  • Increasing quality, innovation and recognition of youth work: The priority aims to promote the recognition and validation of youth work and informal and non-formal learning on all levels, and support quality development and innovation in youth work. This includes capacity-building of youth workers in their online and offline practices, as well as support to the development and sharing of methods to reach marginalised young people, prevent racism and intolerance among youth, and the risks, opportunities and implications of digitalisation.
  • Strengthening the employability of young people: The priority aims to strengthen young people’s key competences and basic skills. The youth sector plays an important role in easing the transition of young people from youth to adulthood, including supporting their integration into the labour market. Activities focusing on the inclusion and employability of young people with fewer opportunities (including NEETs), with particular emphasis on young people at risk of marginalisation and those with a migrant background, are at the core of this priority.
  • Reinforcing links between policy, research and practice: This priority addresses the need for stronger links between policy, research and practice in the youth field to provide improved evidence of needs and facilitate policy making. Activities to promote better knowledge about the situation of young people and youth policies in Europe and beyond will be of importance to this priority.


Youthpass is a tool to document and recognise learning outcomes from youth work activities. It is available for projects funded by Erasmus+: Youth in Action (2014-2020) and Youth in Action (2007-2013) programmes. It is a part of the European Commission’s strategy to foster the recognition of non-formal learning, putting policy into practice and practice into policy:

      • While creating their Youthpass certificate together with a support person, project participants are given the possibility to describe what they have done in their project and which competences they have acquired.
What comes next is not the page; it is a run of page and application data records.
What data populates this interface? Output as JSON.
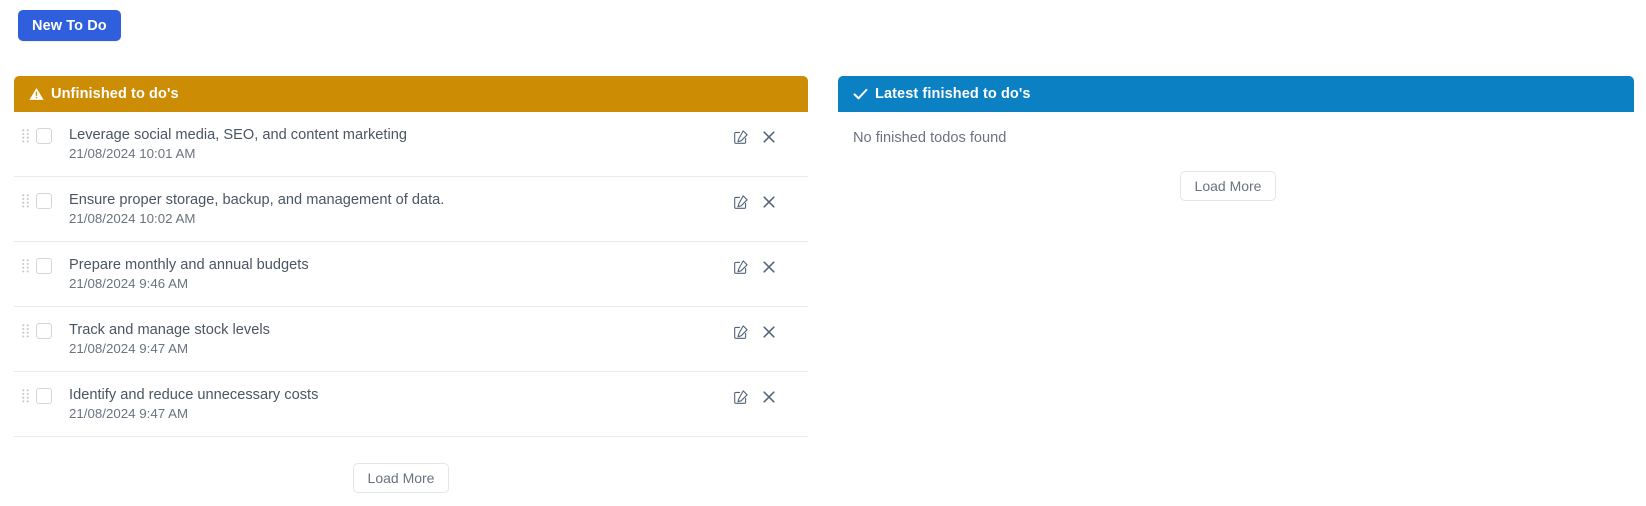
{
  "toolbar": {
    "new_todo_label": "New To Do"
  },
  "panels": {
    "unfinished": {
      "title": "Unfinished to do's",
      "header_icon": "warning-triangle-icon",
      "header_color": "#cc8c04",
      "load_more_label": "Load More",
      "items": [
        {
          "title": "Leverage social media, SEO, and content marketing",
          "date": "21/08/2024 10:01 AM",
          "checked": false
        },
        {
          "title": "Ensure proper storage, backup, and management of data.",
          "date": "21/08/2024 10:02 AM",
          "checked": false
        },
        {
          "title": "Prepare monthly and annual budgets",
          "date": "21/08/2024 9:46 AM",
          "checked": false
        },
        {
          "title": "Track and manage stock levels",
          "date": "21/08/2024 9:47 AM",
          "checked": false
        },
        {
          "title": "Identify and reduce unnecessary costs",
          "date": "21/08/2024 9:47 AM",
          "checked": false
        }
      ]
    },
    "finished": {
      "title": "Latest finished to do's",
      "header_icon": "check-icon",
      "header_color": "#0b81c4",
      "empty_message": "No finished todos found",
      "load_more_label": "Load More",
      "items": []
    }
  },
  "row_icons": {
    "edit": "edit-pencil-square-icon",
    "delete": "close-x-icon",
    "drag": "drag-handle-icon"
  }
}
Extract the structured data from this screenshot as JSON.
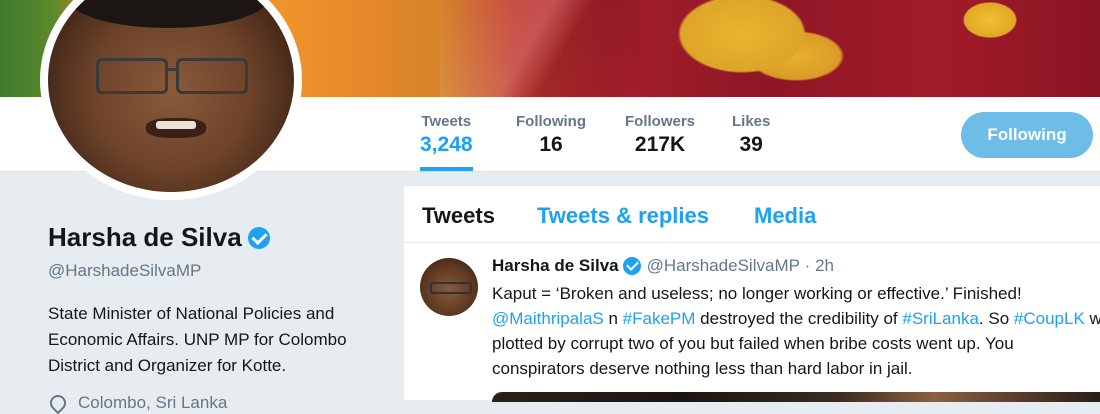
{
  "profile": {
    "name": "Harsha de Silva",
    "handle": "@HarshadeSilvaMP",
    "bio": "State Minister of National Policies and\nEconomic Affairs. UNP MP for Colombo\nDistrict and Organizer for Kotte.",
    "location": "Colombo, Sri Lanka"
  },
  "stats": [
    {
      "label": "Tweets",
      "value": "3,248"
    },
    {
      "label": "Following",
      "value": "16"
    },
    {
      "label": "Followers",
      "value": "217K"
    },
    {
      "label": "Likes",
      "value": "39"
    }
  ],
  "follow_button": "Following",
  "tabs": [
    "Tweets",
    "Tweets & replies",
    "Media"
  ],
  "tweet": {
    "name": "Harsha de Silva",
    "handle": "@HarshadeSilvaMP",
    "time": "2h",
    "line1": "Kaput = ‘Broken and useless; no longer working or effective.’ Finished!",
    "mention": "@MaithripalaS",
    "seg1": " n ",
    "tag1": "#FakePM",
    "seg2": " destroyed the credibility of ",
    "tag2": "#SriLanka",
    "seg3": ". So ",
    "tag3": "#CoupLK",
    "seg4": " w",
    "line3": "plotted by corrupt two of you but failed when bribe costs went up. You",
    "line4": "conspirators deserve nothing less than hard labor in jail."
  },
  "colors": {
    "accent": "#1da1f2",
    "muted": "#657786",
    "page_bg": "#e6ecf0"
  },
  "icons": {
    "verified": "verified-badge-icon",
    "location": "location-pin-icon"
  }
}
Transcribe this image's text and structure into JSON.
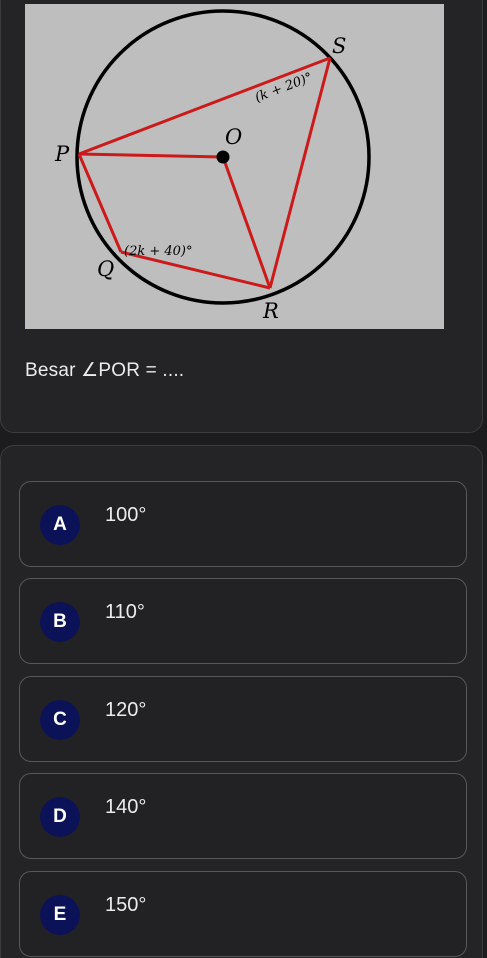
{
  "figure": {
    "labels": {
      "P": "P",
      "Q": "Q",
      "R": "R",
      "S": "S",
      "O": "O",
      "angle_S": "(k + 20)°",
      "angle_Q": "(2k + 40)°"
    },
    "colors": {
      "background": "#bebebe",
      "circle": "#000000",
      "lines": "#cc1a1a"
    }
  },
  "question": {
    "text": "Besar ∠POR = ...."
  },
  "options": [
    {
      "letter": "A",
      "value": "100°"
    },
    {
      "letter": "B",
      "value": "110°"
    },
    {
      "letter": "C",
      "value": "120°"
    },
    {
      "letter": "D",
      "value": "140°"
    },
    {
      "letter": "E",
      "value": "150°"
    }
  ],
  "colors": {
    "badge": "#0c1257",
    "card_background": "#242426",
    "page_background": "#1c1c1e"
  }
}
Thus, Youthpass supports the reflection upon the personal non-formal learning process and outcomes.
      • As a Europe-wide recognition instrument for non-formal learning in the youth field, Youthpass strengthens the social recognition of youth work.
      • Youthpass supports active European citizenship of young people and of youth workers by describing the added value of their project.
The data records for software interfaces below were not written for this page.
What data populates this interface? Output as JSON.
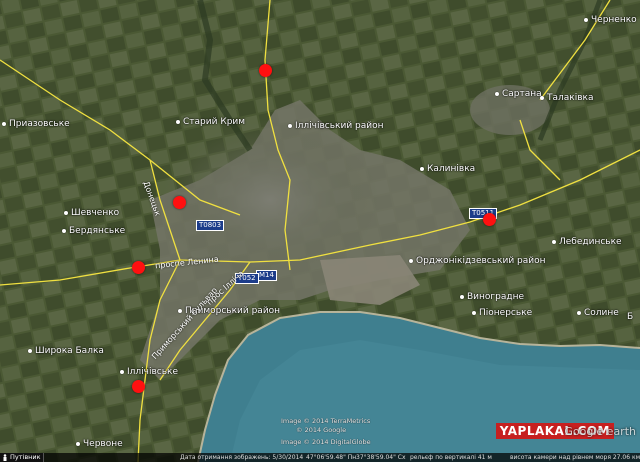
{
  "map": {
    "places": {
      "pryazovske": "Приазовське",
      "staryi_krym": "Старий Крим",
      "illichivskyi_raion": "Іллічівський район",
      "chernenko": "Черненко",
      "sartana": "Сартана",
      "talakivka": "Талаківка",
      "kalynivka": "Калинівка",
      "shevchenko": "Шевченко",
      "berdianske": "Бердянське",
      "lebedynske": "Лебединське",
      "ordzhonikidzevskyi_raion": "Орджонікідзевський район",
      "vynohradne": "Виноградне",
      "pionerske": "Піонерське",
      "solyne": "Солине",
      "primorskyi_raion": "Приморський район",
      "shyroka_balka": "Широка Балка",
      "illichivske": "Іллічівське",
      "chervone": "Червоне",
      "edge_b": "Б"
    },
    "roads": {
      "shield_t0803": "T0803",
      "shield_t0511": "T0511",
      "shield_m14": "M14",
      "shield_t052": "T052",
      "label_1": "проспе Ленина",
      "label_2": "Донецьк",
      "label_3": "Приморський бульвар",
      "label_4": "прос Ілліча"
    },
    "credits": {
      "line1": "Image © 2014 TerraMetrics",
      "line2": "© 2014 Google",
      "line3": "Image © 2014 DigitalGlobe"
    },
    "status": {
      "nav": "Путівник",
      "date": "Дата отримання зображень: 5/30/2014",
      "lat": "47°06'59.48\" Пн",
      "lon": "37°38'59.04\" Сх",
      "elev": "рельєф по вертикалі 41 м",
      "eye": "висота камери над рівнем моря 27.06 км"
    },
    "watermark": "YAPLAKAL.COM",
    "ge_logo": "Google earth",
    "colors": {
      "marker": "#ff1010",
      "road": "#f0e040",
      "sea": "#3f7f8f",
      "land": "#4f5c39"
    }
  }
}
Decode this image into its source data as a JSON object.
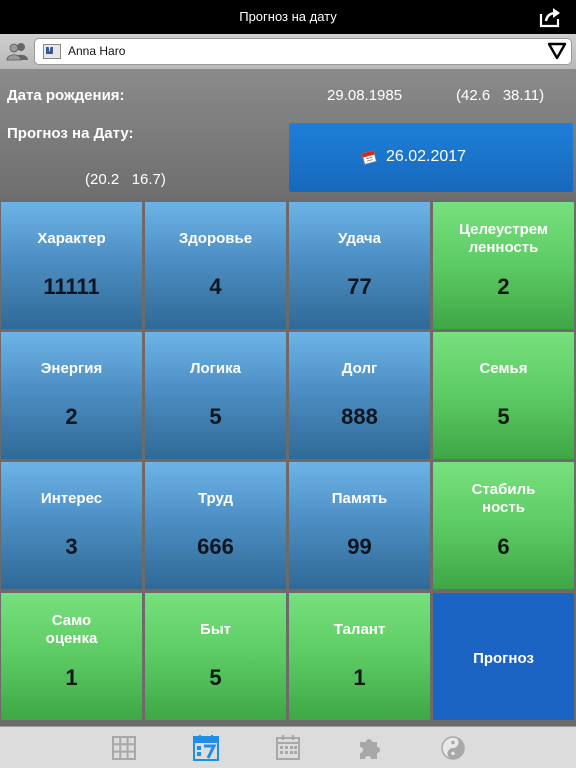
{
  "navbar": {
    "title": "Прогноз на дату"
  },
  "userbar": {
    "user_name": "Anna Haro"
  },
  "info": {
    "birth_label": "Дата рождения:",
    "birth_date": "29.08.1985",
    "birth_coords": "(42.6   38.11)",
    "forecast_label": "Прогноз на Дату:",
    "forecast_coords": "(20.2   16.7)",
    "forecast_date": "26.02.2017"
  },
  "grid": [
    {
      "title": "Характер",
      "value": "11111",
      "color": "blue"
    },
    {
      "title": "Здоровье",
      "value": "4",
      "color": "blue"
    },
    {
      "title": "Удача",
      "value": "77",
      "color": "blue"
    },
    {
      "title": "Целеустрем\nленность",
      "value": "2",
      "color": "green"
    },
    {
      "title": "Энергия",
      "value": "2",
      "color": "blue"
    },
    {
      "title": "Логика",
      "value": "5",
      "color": "blue"
    },
    {
      "title": "Долг",
      "value": "888",
      "color": "blue"
    },
    {
      "title": "Семья",
      "value": "5",
      "color": "green"
    },
    {
      "title": "Интерес",
      "value": "3",
      "color": "blue"
    },
    {
      "title": "Труд",
      "value": "666",
      "color": "blue"
    },
    {
      "title": "Память",
      "value": "99",
      "color": "blue"
    },
    {
      "title": "Стабиль\nность",
      "value": "6",
      "color": "green"
    },
    {
      "title": "Само\nоценка",
      "value": "1",
      "color": "green"
    },
    {
      "title": "Быт",
      "value": "5",
      "color": "green"
    },
    {
      "title": "Талант",
      "value": "1",
      "color": "green"
    }
  ],
  "forecast_button": "Прогноз",
  "tabs": [
    {
      "icon": "grid-icon",
      "active": false
    },
    {
      "icon": "calendar-seven-icon",
      "active": true
    },
    {
      "icon": "calendar-icon",
      "active": false
    },
    {
      "icon": "puzzle-icon",
      "active": false
    },
    {
      "icon": "yin-yang-icon",
      "active": false
    }
  ],
  "colors": {
    "accent": "#1b64c3",
    "tile_blue": "#4d8fc4",
    "tile_green": "#5ccb63",
    "tab_active": "#1f8ee8",
    "tab_inactive": "#a8a8a8"
  }
}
      • Youthpass also aims at supporting the employability of young people and of youth workers by raising their awareness of and helping to describe their competences, and by documenting their acquisition of key competences on a certificate.

For more information please visit the Youthpass website.